"The National Parks of the U.S.A." by James V. Murfin (Mayflower, illustrated with color photographs; 320 pages; $25).
This 9-by-12 1/2 volume is an unforgettable excursion through the 40 U.S. National Parks, from the Great Smokey Mountains and the Shenandoah to the incomparable Yosemite and the newly-founded Channel Islands.
The author, James V. Murfin, lives in Rockville, Md., with his wife and three children. He has been a writer and publications manager for the National Park Service 14 years. The book relects his personal observations in travels throughout the nation. He is the author of several other books, including "The Gleam of Bayonets" and "The Fields of Antietam" and numerous magazine articles.
The eruption of Mount St. Helens has told us -- "perhaps reminded us is better -- tragically, yet so vividly," he says, "that all is not yet done on this earth.
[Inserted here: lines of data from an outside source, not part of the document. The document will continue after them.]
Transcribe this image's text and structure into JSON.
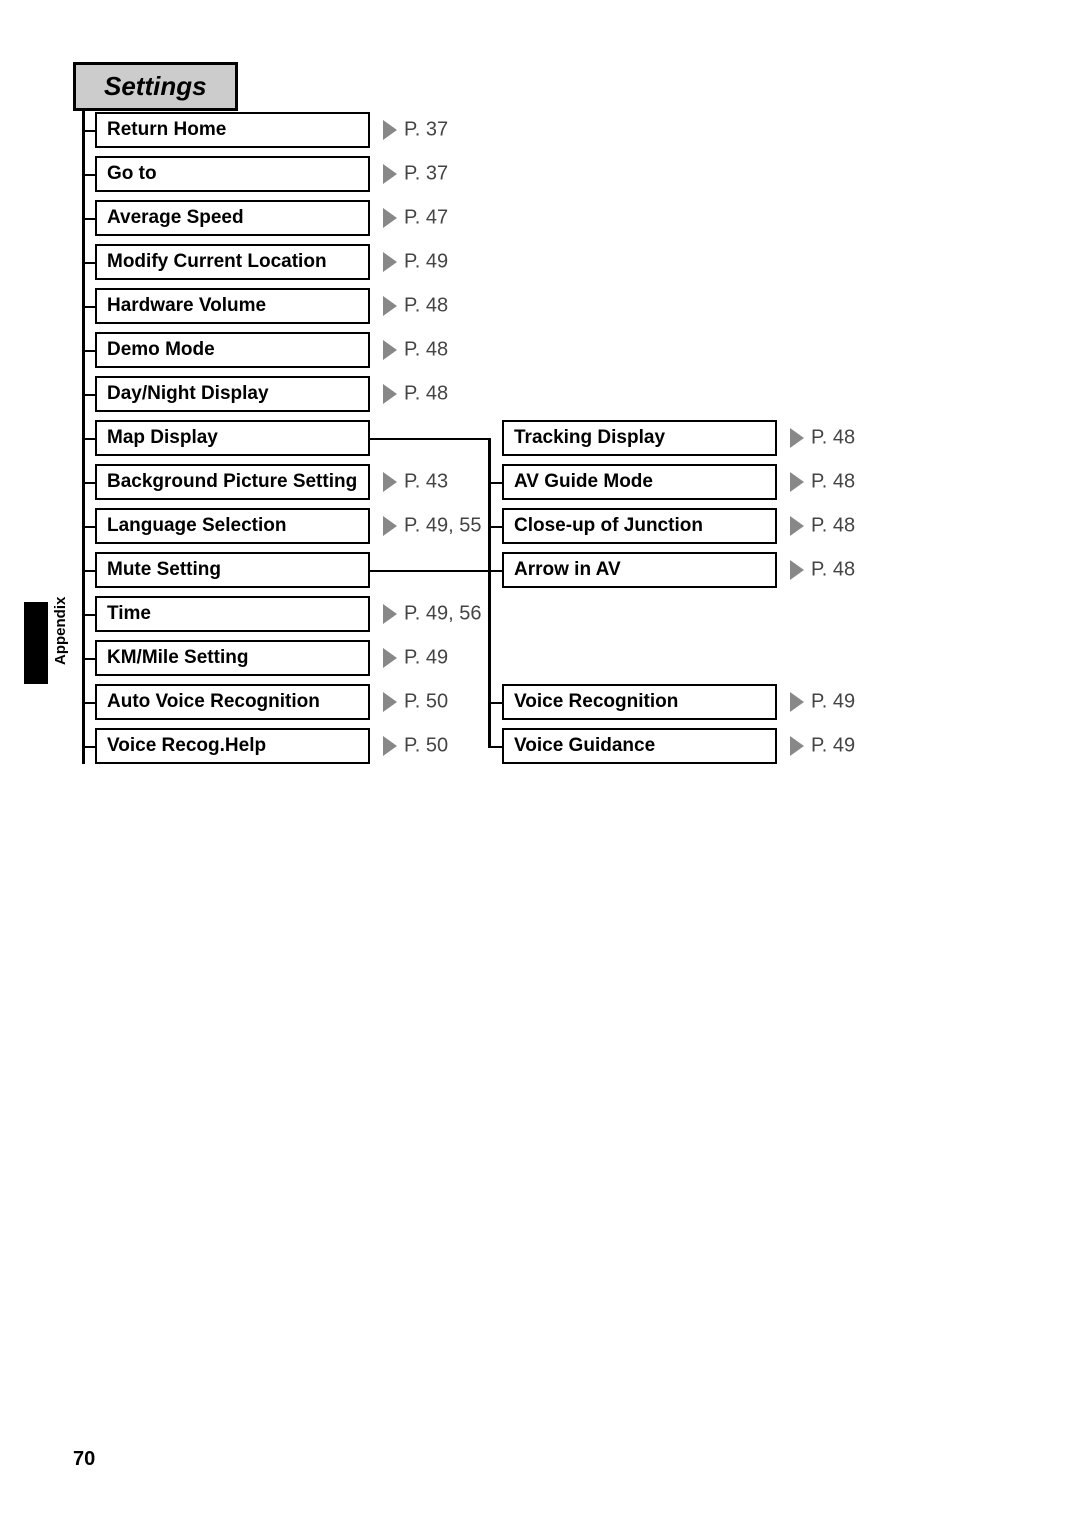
{
  "header": {
    "title": "Settings"
  },
  "side_label": "Appendix",
  "page_number": "70",
  "left_items": [
    {
      "label": "Return Home",
      "page": "P. 37"
    },
    {
      "label": "Go to",
      "page": "P. 37"
    },
    {
      "label": "Average Speed",
      "page": "P. 47"
    },
    {
      "label": "Modify Current Location",
      "page": "P. 49"
    },
    {
      "label": "Hardware Volume",
      "page": "P. 48"
    },
    {
      "label": "Demo Mode",
      "page": "P. 48"
    },
    {
      "label": "Day/Night Display",
      "page": "P. 48"
    },
    {
      "label": "Map Display",
      "page": ""
    },
    {
      "label": "Background Picture Setting",
      "page": "P. 43"
    },
    {
      "label": "Language Selection",
      "page": "P. 49, 55"
    },
    {
      "label": "Mute Setting",
      "page": ""
    },
    {
      "label": "Time",
      "page": "P. 49, 56"
    },
    {
      "label": "KM/Mile Setting",
      "page": "P. 49"
    },
    {
      "label": "Auto Voice Recognition",
      "page": "P. 50"
    },
    {
      "label": "Voice Recog.Help",
      "page": "P. 50"
    }
  ],
  "right_group_a": [
    {
      "label": "Tracking Display",
      "page": "P. 48"
    },
    {
      "label": "AV Guide Mode",
      "page": "P. 48"
    },
    {
      "label": "Close-up of Junction",
      "page": "P. 48"
    },
    {
      "label": "Arrow in AV",
      "page": "P. 48"
    }
  ],
  "right_group_b": [
    {
      "label": "Voice Recognition",
      "page": "P. 49"
    },
    {
      "label": "Voice Guidance",
      "page": "P. 49"
    }
  ]
}
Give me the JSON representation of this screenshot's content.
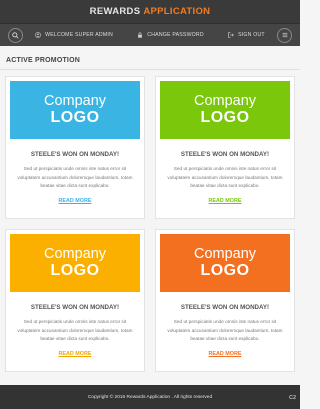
{
  "header": {
    "brand_part1": "REWARDS",
    "brand_part2": "APPLICATION"
  },
  "navbar": {
    "left_icon": "search-icon",
    "right_icon": "menu-icon",
    "items": [
      {
        "label": "WELCOME SUPER ADMIN",
        "icon": "user-icon"
      },
      {
        "label": "CHANGE PASSWORD",
        "icon": "lock-icon"
      },
      {
        "label": "SIGN OUT",
        "icon": "logout-icon"
      }
    ]
  },
  "main": {
    "section_title": "ACTIVE PROMOTION",
    "promotions": [
      {
        "logo_line1": "Company",
        "logo_line2": "LOGO",
        "logo_color": "#3ab4e3",
        "title": "STEELE'S WON ON MONDAY!",
        "body": "Sed ut perspiciatis unde omnis iste natus error sit voluptatem accusantium doloremque laudantium, totam  beatae vitae dicta sunt explicabo.",
        "link": "READ MORE",
        "link_color": "#3ab4e3"
      },
      {
        "logo_line1": "Company",
        "logo_line2": "LOGO",
        "logo_color": "#7ac70c",
        "title": "STEELE'S WON ON MONDAY!",
        "body": "Sed ut perspiciatis unde omnis iste natus error sit voluptatem accusantium doloremque laudantium, totam  beatae vitae dicta sunt explicabo.",
        "link": "READ MORE",
        "link_color": "#7ac70c"
      },
      {
        "logo_line1": "Company",
        "logo_line2": "LOGO",
        "logo_color": "#fbb000",
        "title": "STEELE'S WON ON MONDAY!",
        "body": "Sed ut perspiciatis unde omnis iste natus error sit voluptatem accusantium doloremque laudantium, totam  beatae vitae dicta sunt explicabo.",
        "link": "READ MORE",
        "link_color": "#f0a500"
      },
      {
        "logo_line1": "Company",
        "logo_line2": "LOGO",
        "logo_color": "#f37021",
        "title": "STEELE'S WON ON MONDAY!",
        "body": "Sed ut perspiciatis unde omnis iste natus error sit voluptatem accusantium doloremque laudantium, totam  beatae vitae dicta sunt explicabo.",
        "link": "READ MORE",
        "link_color": "#f37021"
      }
    ]
  },
  "footer": {
    "copyright": "Copyright © 2016 Rewards Application . All rights reserved",
    "corner_badge": "C2"
  }
}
The Colorado River slowly grinds away at the floor of the Grand Canyon, and at Bryce and Zion and Arches and the Canyonlands of Utah, the winds and rains inexorably carve and slice the landscape, but here the processes are extremely slow and these places have become attractions of beauty where changes are barely perceived from one generation to the next.
"The Badlands of the Dakotas, constantly changing now as in prehistoric times, indeed resemble the scientific descriptions of newly explored planets. Often called a vast wasteland, it is that only to men who tried and failed to tame what the Dakota Indians called mako sica; and the early French trappers called les mauvaises terres -- the bad lands.
"The earth is ever changing here. As the elements alter the Grand Canyon until someday only a plateau will remain, so the winds and rains and rivers will someday vanquish the strange and forbidding Dakota Badlands as they have done before. It is an unending process of erosion that moves so rapidly it alters from generation to generation.
"This was at one time, to put it in rather simplistic terms, the dumping ground for much of the West's erosion. Volcanic ash from the Yellowstone region fell from the westerly winds, and the waters of the highlands continued to deposit sediment.
"Gradually the climate changed. The mammals died, and with diminishing rains and dry north winds, grasslands replaced the marshes. Now the rivers, instead of building, carry away. Tributaries of the White River carve the soft sediment, exposing the remaining formations to the rain and wind, leaving bizarre, colorful spires, pinnacles, massive buttes and jagged ridges. Some life clings here and there, small islands of hope in an unfriendly landscape.
"Badlands National Monument was established in 1939 to preserve this unique scenery and to protect the great fossil resources and native prairie. The monument was elevated to national park status in 1978 . . .
"Oddly enough little was known about the interior structure of this land until 1951 when oil was discovered and debris from drilling began to yield the secrets of millions of years of land deposition.
"Theodore Roosevelt was only one of many who not only found beauty in this bizarre landscape but who invested in the productivity of the land. His sojourns in the 1880's and 1890's were brief, but through his prolific writings he introduced this little known and barely inhabited frontier to America.
"No other president has been so closely identified with the Dakotas. It was during his life here that he began to appreciate the need for the conservation of America's natural resources. Before being elected to the White House, he was instrumental in organizing the Boone and Crockett Club, dedicated to preserving this country's big game. And it was during these days that he warned that the nation was rapidly exhausting its forests faster than they were being produced."